The IPCC 2022 Climate Change report states that the population at risk of serious flooding is growing by half a million people each year. Over a billion people living on coastlines will be exposed to severe flooding by 2050.
The risk of flooding in elevators due to climate change
When we think of climate change, we think of the world gradually heating up, causing massive drought, melting the polar ice caps, and destroying crops. While this reality is on a massive, global scale, the consequences can be felt within our communities. The risk of flooding to buildings is steadily increasing with elevators being the most vulnerable because elevator pits are typically the lowest point in a building.
When a storm begins to roll in, elevators need to be protected. Floodwaters can permanently damage equipment and some insurance companies will not pay the entire claim if the client does not send the elevator cab to the second level. This leaves the building and business out of service.
How Flood Risk America can help prevent elevator flooding
Our Elevator and Control Room Flood Prevention Program addresses 3 steps:
- Analyze low points of elevation around the building that allows us to identify the exact location that is prone to flooding.
- 24/7 flood forecasting and monitoring where our clients receive alerts on current water level activity 24 hours before the storm. Our flood sensory system mounted in the elevator shaft and control room notifies FRA’s monitoring center. We alert our clients in real-time via email or text to send the elevator cab up to the next highest floor.

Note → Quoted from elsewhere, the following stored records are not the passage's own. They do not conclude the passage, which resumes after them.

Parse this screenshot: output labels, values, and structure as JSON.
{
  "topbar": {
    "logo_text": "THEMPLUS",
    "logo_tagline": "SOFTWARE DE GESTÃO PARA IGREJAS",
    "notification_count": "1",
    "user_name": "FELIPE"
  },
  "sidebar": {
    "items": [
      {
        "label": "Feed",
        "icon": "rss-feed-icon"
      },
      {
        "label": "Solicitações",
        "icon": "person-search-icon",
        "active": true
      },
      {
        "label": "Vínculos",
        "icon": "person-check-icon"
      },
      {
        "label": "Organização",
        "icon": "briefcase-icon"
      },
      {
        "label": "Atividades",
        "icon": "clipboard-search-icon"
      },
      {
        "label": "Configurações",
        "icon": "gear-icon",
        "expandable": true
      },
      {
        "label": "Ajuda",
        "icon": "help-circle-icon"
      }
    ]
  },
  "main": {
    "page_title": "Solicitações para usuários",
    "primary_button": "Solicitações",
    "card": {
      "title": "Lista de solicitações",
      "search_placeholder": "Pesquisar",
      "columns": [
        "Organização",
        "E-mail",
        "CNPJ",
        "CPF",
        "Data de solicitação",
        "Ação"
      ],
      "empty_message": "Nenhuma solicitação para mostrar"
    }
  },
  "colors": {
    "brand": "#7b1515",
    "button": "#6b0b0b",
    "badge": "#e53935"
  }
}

- Finally, our flood prevention team is dispatched to the location 24 hours before the storm to install our flood barriers and flood panels.
Our elevator flood panels are engineered with our patented flood seal technology to protect both the elevators and control rooms from rising floodwaters. Each panel is tailor-made to create a customized fit. They are quick and easy to install, taking only 6 minutes to set up - an advantage when you want to protect your building and business from an oncoming storm while staying operational for as long as possible.
What you can do to keep your workers and customers safe during a storm
The nerve-racking story about the Omaha elevator flood is one that we hope will never be repeated. Elevator use during a flash flood event is dangerous and can cost lives. To protect all who use your building, be sure to:
- Pay close attention to weather reports and listen to local authorities on evacuation orders.
- Evacuate as soon as you can, using the elevators for those who need it such as the elderly, the disabled, and children. Evacuate before it becomes an emergency and the elevators become unusable.
- Block elevator use or shut it down if there is any water in the pit and during a severe storm. Even if there is no flood risk, the chance of a power outage during a storm or hurricane puts people at risk.
- Avoid going near power lines that are submerged underwater.
And last but certainly not least, the best way to protect your property and keep people safe is to have the right preparations in place beforehand. Our team of flood prevention experts are ready to provide you with proven flood prevention tools, techniques, and plans. Give us a call and let us customize a flood protection system for your building.